====== Study material ======
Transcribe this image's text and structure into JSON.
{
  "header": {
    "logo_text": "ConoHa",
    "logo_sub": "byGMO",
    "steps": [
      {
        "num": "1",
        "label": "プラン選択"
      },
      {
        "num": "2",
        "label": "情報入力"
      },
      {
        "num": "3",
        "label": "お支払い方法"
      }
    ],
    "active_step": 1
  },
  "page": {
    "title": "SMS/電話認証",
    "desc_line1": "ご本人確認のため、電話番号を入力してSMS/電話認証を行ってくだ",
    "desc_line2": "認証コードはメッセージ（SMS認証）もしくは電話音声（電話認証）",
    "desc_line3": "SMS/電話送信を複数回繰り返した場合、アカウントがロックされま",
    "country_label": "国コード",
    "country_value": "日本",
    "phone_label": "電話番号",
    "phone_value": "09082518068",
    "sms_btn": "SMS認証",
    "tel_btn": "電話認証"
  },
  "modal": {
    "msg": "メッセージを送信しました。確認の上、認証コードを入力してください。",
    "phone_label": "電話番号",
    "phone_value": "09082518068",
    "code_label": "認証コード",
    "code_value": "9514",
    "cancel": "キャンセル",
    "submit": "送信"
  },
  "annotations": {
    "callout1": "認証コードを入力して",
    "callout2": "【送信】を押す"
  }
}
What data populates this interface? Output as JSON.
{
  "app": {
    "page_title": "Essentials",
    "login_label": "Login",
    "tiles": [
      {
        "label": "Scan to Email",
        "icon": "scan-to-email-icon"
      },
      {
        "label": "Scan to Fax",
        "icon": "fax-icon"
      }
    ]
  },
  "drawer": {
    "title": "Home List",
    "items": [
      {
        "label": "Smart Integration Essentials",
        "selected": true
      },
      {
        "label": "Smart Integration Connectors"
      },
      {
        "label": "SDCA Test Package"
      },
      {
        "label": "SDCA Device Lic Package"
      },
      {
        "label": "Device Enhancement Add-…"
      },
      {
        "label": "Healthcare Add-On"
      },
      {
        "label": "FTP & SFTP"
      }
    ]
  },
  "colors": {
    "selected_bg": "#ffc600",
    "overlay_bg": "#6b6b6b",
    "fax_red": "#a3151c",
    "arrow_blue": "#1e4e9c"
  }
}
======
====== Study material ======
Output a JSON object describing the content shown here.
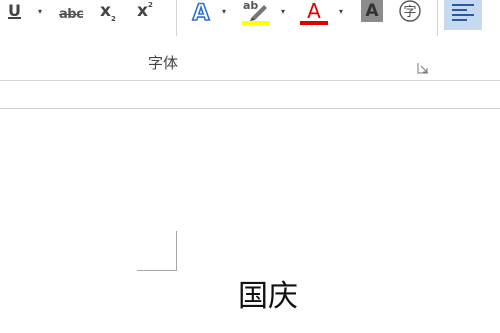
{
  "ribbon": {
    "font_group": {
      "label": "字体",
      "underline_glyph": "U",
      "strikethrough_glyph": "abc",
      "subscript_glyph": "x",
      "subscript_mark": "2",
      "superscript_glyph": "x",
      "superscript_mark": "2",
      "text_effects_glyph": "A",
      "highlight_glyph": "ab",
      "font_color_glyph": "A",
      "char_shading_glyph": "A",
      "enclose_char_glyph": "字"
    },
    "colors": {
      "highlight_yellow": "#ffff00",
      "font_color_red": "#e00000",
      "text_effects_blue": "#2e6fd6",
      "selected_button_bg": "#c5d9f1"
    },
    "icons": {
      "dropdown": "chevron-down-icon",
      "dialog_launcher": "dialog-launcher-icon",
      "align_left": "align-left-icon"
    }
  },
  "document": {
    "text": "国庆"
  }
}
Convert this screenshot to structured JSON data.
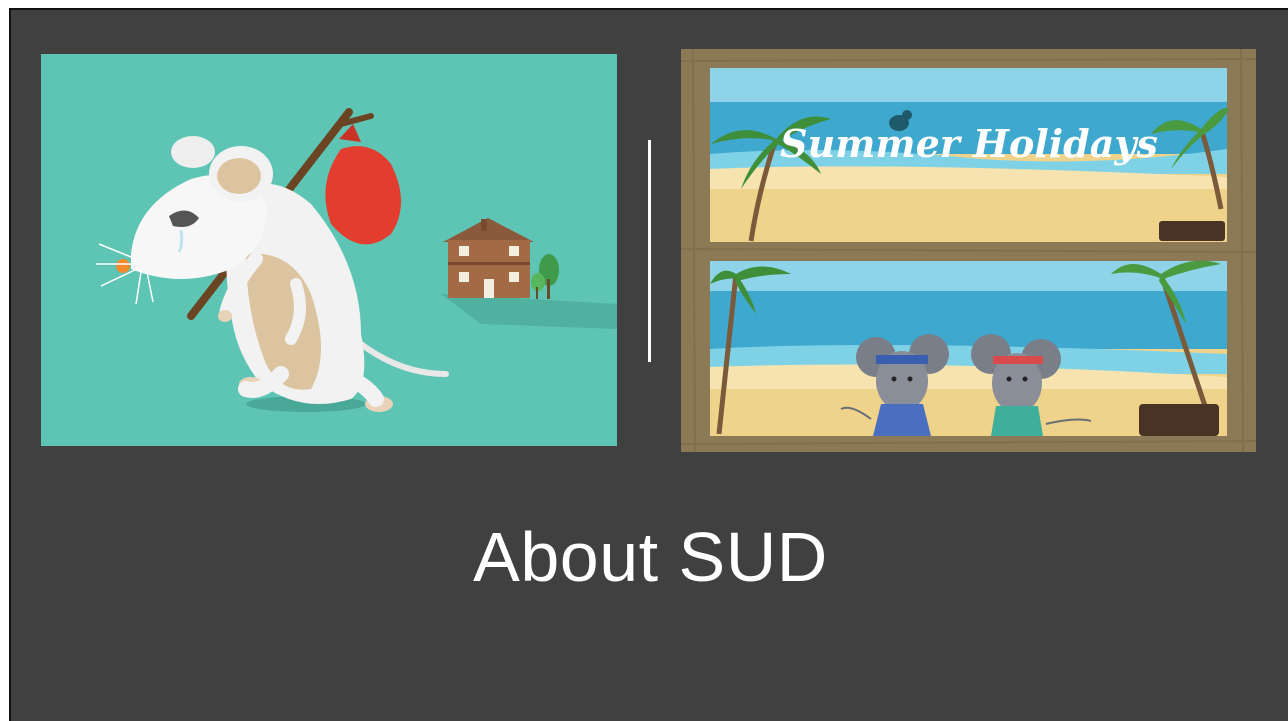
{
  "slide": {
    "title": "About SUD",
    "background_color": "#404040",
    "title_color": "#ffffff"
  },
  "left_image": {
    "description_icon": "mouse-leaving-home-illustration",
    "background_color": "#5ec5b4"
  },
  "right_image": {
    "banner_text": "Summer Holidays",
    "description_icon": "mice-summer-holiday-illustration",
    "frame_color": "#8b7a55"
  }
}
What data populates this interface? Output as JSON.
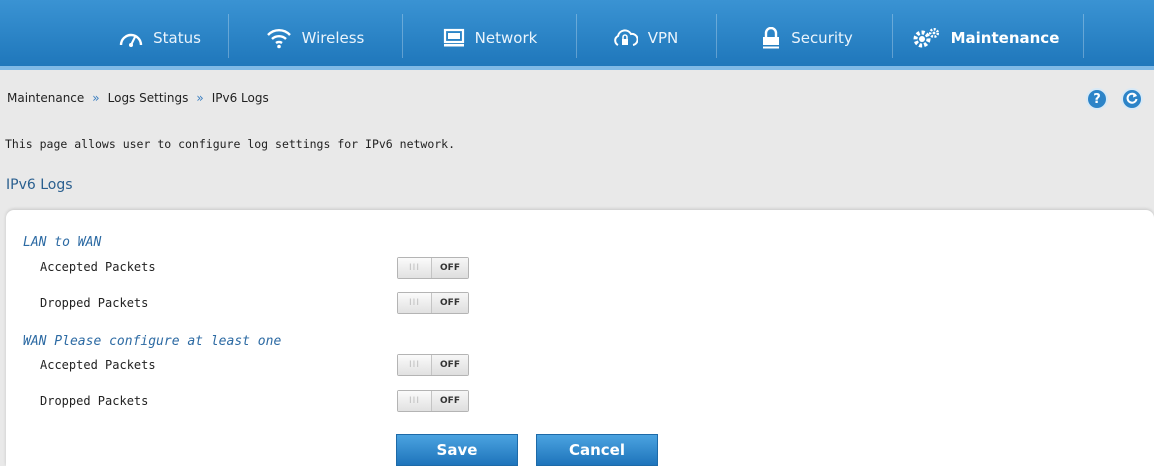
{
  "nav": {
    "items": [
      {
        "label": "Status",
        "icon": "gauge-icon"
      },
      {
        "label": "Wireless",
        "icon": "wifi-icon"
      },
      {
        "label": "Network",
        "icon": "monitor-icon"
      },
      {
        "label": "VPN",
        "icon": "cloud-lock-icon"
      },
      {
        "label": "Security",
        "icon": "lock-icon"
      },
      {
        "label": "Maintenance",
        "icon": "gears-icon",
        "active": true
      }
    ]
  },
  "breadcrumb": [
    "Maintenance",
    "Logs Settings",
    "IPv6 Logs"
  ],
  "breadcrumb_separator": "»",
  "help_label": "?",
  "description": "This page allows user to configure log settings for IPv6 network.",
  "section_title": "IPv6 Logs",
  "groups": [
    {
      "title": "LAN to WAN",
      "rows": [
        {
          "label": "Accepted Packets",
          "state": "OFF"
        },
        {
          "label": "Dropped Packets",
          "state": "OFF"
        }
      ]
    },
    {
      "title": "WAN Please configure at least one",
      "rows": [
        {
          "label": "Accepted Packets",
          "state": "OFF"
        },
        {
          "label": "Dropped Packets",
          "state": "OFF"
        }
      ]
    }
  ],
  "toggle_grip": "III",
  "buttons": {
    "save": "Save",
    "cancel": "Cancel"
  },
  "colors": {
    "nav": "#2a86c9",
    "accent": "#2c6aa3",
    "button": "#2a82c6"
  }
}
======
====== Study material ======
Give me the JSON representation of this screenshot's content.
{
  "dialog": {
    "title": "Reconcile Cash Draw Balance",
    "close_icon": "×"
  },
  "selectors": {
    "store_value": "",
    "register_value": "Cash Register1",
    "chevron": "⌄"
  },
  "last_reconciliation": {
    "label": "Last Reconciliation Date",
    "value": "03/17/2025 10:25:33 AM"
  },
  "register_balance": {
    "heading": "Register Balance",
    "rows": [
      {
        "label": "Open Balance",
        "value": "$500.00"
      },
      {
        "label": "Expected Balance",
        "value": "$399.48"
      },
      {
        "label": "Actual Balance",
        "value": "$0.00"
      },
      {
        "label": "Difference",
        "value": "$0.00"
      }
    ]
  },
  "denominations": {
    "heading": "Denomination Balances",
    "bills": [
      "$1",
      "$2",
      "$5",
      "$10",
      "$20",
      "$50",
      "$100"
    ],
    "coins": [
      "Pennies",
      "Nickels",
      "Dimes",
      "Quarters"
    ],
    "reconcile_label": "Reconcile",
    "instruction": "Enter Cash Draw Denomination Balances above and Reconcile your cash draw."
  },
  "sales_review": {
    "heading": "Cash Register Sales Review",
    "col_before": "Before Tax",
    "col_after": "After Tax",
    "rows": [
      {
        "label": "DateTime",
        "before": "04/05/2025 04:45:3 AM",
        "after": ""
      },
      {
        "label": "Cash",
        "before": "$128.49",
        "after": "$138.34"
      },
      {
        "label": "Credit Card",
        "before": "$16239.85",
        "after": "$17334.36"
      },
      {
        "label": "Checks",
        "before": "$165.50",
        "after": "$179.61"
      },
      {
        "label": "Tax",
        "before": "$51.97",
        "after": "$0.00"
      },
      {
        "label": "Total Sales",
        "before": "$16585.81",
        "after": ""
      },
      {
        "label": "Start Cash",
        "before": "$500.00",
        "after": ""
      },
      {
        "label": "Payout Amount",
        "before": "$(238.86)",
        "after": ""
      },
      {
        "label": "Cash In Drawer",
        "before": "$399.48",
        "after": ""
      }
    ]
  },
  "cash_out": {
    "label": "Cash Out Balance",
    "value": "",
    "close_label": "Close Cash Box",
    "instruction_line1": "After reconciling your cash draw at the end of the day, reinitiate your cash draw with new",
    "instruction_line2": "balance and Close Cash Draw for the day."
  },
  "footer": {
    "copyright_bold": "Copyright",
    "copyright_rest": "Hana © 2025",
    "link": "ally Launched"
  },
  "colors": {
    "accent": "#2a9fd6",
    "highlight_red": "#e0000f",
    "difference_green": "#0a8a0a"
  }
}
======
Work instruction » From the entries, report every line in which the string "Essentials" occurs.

Answer box »
    "page_title": "Essentials",
        "label": "Smart Integration Essentials",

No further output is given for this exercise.